## [Data records]
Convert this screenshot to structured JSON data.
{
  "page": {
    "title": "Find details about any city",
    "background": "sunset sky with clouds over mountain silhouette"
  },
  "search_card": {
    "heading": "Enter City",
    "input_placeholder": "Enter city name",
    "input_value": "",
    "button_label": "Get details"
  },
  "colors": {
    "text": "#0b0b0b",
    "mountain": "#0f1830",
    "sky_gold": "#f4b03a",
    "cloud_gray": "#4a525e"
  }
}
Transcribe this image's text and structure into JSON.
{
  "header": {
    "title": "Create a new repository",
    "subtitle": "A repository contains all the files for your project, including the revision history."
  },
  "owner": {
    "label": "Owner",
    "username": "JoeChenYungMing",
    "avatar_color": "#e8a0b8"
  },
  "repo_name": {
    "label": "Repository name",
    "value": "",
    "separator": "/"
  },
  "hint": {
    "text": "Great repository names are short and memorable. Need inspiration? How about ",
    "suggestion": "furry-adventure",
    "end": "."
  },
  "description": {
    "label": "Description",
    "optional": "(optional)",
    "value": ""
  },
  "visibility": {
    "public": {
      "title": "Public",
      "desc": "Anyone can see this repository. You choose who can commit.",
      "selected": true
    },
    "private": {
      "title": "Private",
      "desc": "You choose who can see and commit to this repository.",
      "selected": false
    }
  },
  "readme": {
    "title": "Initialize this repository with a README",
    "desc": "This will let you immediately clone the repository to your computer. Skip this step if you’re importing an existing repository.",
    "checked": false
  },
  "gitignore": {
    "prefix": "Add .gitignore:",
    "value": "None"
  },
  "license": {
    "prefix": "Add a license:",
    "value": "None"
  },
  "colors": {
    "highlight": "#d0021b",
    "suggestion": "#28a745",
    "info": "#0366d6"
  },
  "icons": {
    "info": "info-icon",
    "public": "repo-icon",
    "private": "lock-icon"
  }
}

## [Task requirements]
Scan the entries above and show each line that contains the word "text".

## [Reply to the task]
    "text": "#0b0b0b",
Transcribe this image's text and structure into JSON.
    "text": "Great repository names are short and memorable. Need inspiration? How about ",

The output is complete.